New rules that came into force yesterday (28 February) will make it virtually impossible to bring a public interest case to protect the environment.
ClientEarth, Friends of the Earth and the RSPB have started legal proceedings against the Lord Chancellor and Secretary of State for Justice to challenge what the organisations believe to be unlawful new costs rules for environmental cases.
A ‘disaster for the environment’
The new rules weaken financial protection for people bringing a case, meaning they face unspecified legal costs in return for going to court to protect the environment. Judges will be able to increase the costs cap at any stage, making it impossible to know how much a case will cost from the start.
‘The new rules spell disaster for the environment. With no certainty on costs, who will put their finances, perhaps even their house, at risk to bring a case? Individuals and campaigners need financial certainty before they bring a case in the public interest. After Brexit, this will become even more important, because the EU won’t be there to make sure our government is following its own environmental laws.
‘It is ironic that we have to bring this case before the court rules change, because the financial risk introduced by the new rules is too high to bring it afterwards. The danger of the government’s plan is clear and it must be changed so people can still go to court to protect the environment.’
An attack on environmental cases
Last week, the House of Lords statutory instruments committee, which reviewed the rules, concluded that, ‘Although the Ministry of Justice states that its policy intention is to introduce greater certainty into the regime, the strongly negative response to consultation and the submission received indicate the reverse outcome and that, as a result of the increased uncertainty introduced by these changes, people with a genuine complaint will be discouraged from pursuing it in the courts.’
This finding supports the view of campaigners that the government’s new rules will make it prohibitively difficult for individuals and environmental groups to bring environmental cases of wide public interest. This includes cases like ClientEarth’s challenge against the UK government over toxic air pollution.

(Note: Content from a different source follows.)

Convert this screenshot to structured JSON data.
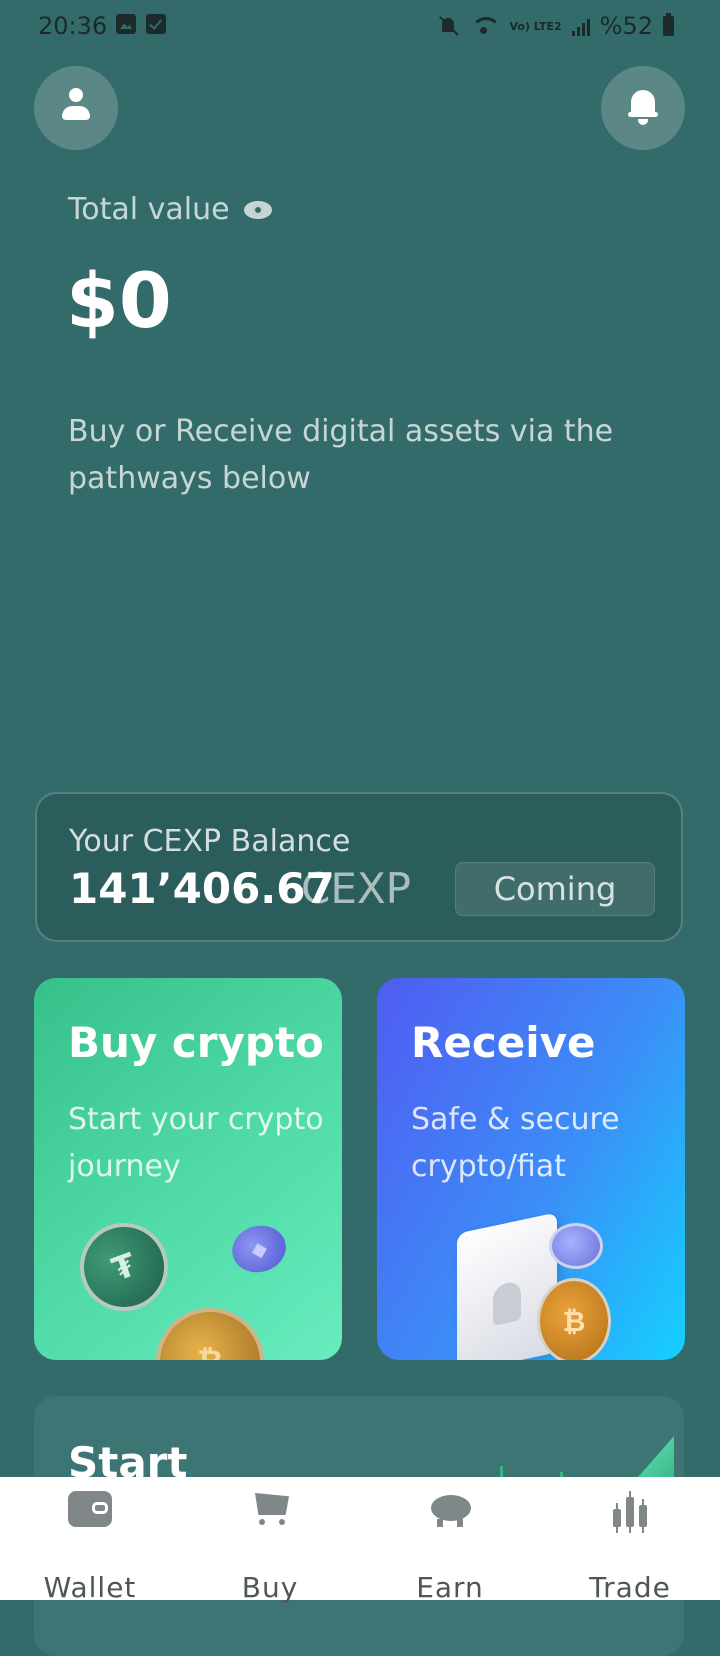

This a huge disincentive to bringing a public interest environmental case, and ClientEarth also says that it breaches the law.